That is, even though the Ferrari 250 GT LWB Alloy bodied California Spider that brought $18,150,000 at Gooding sold in the same venue in 2010 for $7,260,000 (both with buyer’s commission included.) XKD501, the Le Mans winning D-Type at RM Sotheby’s, last sold at Christie’s in London in 1999 – in about the same condition it was at Monterey – for £1,706,500, $2,810,627 at the time and only a little bit less (about $2.2 million) in today’s Brexit-enhanced dollars.
There will always be lightning strikes at auctions where bidders get competitive and throw caution (and reason) to the winds.
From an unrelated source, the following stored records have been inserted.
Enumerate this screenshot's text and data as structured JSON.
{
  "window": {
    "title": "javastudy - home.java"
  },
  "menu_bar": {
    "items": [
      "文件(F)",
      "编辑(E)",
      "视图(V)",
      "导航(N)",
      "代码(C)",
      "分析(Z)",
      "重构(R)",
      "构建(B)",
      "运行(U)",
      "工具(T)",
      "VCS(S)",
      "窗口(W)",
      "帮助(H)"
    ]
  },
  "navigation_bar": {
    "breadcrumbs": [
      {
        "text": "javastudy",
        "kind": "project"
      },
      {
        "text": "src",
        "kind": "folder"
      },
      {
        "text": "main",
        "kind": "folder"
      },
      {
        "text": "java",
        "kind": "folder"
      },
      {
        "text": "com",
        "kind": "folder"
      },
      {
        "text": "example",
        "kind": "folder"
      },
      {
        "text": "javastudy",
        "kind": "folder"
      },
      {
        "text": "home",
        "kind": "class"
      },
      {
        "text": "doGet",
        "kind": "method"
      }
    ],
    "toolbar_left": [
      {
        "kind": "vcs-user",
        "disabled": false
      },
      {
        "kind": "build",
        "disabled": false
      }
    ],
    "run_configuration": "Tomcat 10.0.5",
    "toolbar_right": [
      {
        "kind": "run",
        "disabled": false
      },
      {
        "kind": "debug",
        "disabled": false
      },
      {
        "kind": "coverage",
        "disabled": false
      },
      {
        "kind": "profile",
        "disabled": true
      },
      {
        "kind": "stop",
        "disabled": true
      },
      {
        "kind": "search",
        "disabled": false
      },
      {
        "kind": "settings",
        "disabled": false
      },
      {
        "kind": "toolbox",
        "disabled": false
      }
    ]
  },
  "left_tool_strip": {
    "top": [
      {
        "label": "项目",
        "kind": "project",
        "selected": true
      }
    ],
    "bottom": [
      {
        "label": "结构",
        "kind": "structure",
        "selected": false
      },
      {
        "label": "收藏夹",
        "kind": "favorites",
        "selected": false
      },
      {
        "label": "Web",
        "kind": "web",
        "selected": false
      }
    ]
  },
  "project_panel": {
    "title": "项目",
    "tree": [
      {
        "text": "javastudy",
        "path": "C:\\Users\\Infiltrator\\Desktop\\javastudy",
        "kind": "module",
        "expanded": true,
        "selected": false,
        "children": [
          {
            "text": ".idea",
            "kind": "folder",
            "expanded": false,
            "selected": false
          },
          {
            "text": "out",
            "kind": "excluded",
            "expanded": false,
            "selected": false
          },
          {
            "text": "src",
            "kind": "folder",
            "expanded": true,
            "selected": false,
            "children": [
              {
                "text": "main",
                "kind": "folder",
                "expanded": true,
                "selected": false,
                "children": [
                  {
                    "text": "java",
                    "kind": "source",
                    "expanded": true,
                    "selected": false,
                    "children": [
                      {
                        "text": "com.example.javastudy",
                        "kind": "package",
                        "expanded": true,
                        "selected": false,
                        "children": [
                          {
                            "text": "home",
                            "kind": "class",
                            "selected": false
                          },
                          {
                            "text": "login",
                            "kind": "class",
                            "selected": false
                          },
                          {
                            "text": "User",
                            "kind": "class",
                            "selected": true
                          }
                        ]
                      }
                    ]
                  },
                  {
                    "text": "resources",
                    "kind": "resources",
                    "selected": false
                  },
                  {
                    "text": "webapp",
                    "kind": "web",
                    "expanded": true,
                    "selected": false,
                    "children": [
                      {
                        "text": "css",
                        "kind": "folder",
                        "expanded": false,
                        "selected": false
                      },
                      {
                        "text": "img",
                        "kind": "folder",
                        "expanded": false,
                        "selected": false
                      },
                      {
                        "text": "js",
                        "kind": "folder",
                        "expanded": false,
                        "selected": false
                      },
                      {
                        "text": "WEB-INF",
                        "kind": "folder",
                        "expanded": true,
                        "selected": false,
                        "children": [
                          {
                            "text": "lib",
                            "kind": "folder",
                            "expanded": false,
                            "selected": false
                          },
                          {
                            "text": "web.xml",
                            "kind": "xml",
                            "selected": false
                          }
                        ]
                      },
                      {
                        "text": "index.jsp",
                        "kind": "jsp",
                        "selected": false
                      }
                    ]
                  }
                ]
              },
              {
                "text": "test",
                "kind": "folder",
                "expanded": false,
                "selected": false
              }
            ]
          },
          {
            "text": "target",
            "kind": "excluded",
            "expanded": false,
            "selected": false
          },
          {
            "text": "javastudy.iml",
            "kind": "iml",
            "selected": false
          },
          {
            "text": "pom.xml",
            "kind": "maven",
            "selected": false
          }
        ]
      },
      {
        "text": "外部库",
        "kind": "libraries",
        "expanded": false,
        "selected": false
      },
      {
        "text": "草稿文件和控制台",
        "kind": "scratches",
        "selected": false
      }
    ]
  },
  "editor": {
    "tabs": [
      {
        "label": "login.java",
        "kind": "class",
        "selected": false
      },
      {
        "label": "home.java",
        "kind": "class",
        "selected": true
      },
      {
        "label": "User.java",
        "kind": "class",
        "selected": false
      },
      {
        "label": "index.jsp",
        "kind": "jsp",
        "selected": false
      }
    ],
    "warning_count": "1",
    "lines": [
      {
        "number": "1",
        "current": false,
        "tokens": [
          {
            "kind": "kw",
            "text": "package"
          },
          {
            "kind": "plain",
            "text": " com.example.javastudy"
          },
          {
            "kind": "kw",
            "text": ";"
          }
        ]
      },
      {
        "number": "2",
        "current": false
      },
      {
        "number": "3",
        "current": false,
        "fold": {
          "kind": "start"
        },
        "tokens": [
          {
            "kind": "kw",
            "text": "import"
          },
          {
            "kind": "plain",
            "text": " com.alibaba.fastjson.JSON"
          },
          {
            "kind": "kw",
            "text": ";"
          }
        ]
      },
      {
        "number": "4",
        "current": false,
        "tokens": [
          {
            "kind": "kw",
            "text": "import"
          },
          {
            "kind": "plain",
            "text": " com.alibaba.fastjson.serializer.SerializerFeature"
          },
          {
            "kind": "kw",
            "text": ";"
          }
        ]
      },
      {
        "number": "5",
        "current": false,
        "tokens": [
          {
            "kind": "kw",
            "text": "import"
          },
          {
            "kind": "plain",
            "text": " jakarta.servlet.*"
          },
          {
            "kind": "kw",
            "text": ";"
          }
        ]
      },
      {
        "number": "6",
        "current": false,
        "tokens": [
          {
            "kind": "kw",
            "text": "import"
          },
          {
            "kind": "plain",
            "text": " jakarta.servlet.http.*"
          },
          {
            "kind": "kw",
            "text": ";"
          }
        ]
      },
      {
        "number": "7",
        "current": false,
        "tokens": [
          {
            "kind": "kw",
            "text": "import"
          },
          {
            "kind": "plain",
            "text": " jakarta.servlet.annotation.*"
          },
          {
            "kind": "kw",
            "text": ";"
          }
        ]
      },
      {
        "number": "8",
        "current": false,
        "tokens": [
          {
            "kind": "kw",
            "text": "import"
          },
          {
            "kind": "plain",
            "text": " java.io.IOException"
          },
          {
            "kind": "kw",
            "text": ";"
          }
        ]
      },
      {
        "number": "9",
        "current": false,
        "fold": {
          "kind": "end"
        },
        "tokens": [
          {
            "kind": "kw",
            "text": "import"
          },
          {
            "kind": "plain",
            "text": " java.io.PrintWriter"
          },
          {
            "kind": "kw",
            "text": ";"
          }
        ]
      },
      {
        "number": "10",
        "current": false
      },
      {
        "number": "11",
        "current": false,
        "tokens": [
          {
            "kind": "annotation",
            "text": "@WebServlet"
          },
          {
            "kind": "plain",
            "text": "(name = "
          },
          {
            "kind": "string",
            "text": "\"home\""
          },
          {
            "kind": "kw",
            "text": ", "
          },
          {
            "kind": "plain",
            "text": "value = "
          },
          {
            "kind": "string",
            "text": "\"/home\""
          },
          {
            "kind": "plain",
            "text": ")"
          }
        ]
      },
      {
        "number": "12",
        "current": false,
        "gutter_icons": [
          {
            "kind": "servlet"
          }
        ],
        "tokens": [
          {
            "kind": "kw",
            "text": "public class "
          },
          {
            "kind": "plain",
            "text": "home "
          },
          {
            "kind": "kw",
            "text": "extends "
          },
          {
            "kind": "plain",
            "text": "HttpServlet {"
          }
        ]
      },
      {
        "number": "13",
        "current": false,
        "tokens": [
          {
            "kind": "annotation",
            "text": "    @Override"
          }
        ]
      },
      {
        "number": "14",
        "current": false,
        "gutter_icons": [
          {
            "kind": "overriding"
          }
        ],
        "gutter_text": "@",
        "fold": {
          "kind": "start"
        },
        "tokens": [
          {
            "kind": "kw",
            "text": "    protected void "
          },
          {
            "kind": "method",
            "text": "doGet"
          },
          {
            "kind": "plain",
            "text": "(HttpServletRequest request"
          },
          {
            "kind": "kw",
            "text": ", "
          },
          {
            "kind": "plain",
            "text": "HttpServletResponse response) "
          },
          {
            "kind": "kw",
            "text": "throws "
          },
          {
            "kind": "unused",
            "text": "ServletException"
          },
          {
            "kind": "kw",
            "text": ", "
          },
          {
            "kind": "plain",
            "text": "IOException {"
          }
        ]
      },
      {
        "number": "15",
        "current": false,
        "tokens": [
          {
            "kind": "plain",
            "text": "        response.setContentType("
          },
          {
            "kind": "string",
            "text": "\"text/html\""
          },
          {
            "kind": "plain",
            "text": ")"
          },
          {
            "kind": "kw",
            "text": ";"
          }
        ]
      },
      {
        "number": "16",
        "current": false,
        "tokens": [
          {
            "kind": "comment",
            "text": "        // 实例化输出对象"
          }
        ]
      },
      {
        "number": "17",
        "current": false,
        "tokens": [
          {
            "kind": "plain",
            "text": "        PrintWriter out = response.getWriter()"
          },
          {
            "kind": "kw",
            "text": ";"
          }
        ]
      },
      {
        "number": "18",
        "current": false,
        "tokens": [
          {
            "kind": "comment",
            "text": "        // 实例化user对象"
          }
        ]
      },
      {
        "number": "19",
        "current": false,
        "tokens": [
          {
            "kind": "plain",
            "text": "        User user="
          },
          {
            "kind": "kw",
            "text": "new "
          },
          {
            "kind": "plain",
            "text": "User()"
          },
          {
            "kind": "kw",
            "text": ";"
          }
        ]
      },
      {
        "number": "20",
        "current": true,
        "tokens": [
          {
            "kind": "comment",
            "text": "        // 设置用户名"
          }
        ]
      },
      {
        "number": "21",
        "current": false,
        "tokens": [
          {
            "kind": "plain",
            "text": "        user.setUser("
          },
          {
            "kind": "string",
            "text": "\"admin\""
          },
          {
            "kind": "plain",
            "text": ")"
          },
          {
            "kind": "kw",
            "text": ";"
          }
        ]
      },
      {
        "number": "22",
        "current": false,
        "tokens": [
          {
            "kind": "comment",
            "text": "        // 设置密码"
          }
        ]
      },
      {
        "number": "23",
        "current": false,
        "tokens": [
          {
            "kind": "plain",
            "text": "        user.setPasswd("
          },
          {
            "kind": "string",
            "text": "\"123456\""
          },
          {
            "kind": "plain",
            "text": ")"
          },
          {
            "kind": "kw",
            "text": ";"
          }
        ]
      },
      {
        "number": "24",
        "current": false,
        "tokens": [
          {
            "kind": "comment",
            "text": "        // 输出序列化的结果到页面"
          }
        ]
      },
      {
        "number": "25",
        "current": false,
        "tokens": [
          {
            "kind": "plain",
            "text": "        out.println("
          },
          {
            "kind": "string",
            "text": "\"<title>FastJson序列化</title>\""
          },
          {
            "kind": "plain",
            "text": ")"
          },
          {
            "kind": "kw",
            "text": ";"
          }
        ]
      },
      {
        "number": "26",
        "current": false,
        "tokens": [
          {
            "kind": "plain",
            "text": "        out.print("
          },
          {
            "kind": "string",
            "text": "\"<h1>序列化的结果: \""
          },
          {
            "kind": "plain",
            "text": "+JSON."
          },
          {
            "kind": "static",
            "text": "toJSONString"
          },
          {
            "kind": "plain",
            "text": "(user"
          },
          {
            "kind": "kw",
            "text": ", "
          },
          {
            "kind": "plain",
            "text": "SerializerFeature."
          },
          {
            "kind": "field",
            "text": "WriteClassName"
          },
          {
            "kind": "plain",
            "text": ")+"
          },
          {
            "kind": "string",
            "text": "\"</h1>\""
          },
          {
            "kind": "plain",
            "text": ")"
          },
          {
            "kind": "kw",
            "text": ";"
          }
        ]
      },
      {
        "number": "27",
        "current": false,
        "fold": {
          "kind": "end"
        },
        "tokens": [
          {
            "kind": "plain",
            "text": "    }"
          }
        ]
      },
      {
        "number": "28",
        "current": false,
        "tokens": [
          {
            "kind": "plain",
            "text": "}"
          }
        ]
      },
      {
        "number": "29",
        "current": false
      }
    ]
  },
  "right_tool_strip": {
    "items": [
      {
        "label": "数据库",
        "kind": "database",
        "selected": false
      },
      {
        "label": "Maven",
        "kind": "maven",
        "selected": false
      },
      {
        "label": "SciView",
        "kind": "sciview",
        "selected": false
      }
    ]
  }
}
Monterey saw its share:
• Gooding’s 1960 Chrysler 300F 4-speed, sold at Gooding’s Amelia auction in 2013 for $236,500, then changing hands here for a thumping $440,000 including commission;
• RM Sotheby’s 1982 Aston V8 Vantage ‘Oscar India’ sold for $132,000 in Arizona in 2015 and bringing [an under low estimate] $357,500 here;
• Bonhams sublime 1904 Mercedes-Simplex sold for £265,500 ($427,192 then, $345,200 at today’s exchange rate) at Brooks in London in 1999, an LBVCR star that brought $2,805,000 here, not bad for a vehicle once used for hauling pig swill, and my favorite Monterey example of why the antique car market is far from moribund, let alone dead.
It could go on and on — there were 1,253 cars at the Monterey auctions and something like 350 of them, 27.9%, had prior auction appearances — but there is far more detail in all its variety to follow in the individual auction reports.
The bottom line, though, is that despair and gloom are misplaced in the context of Monterey.
Mark Twain lived another thirteen years after the New York Journal reported his imminent demise.
[Source: Rick Carey]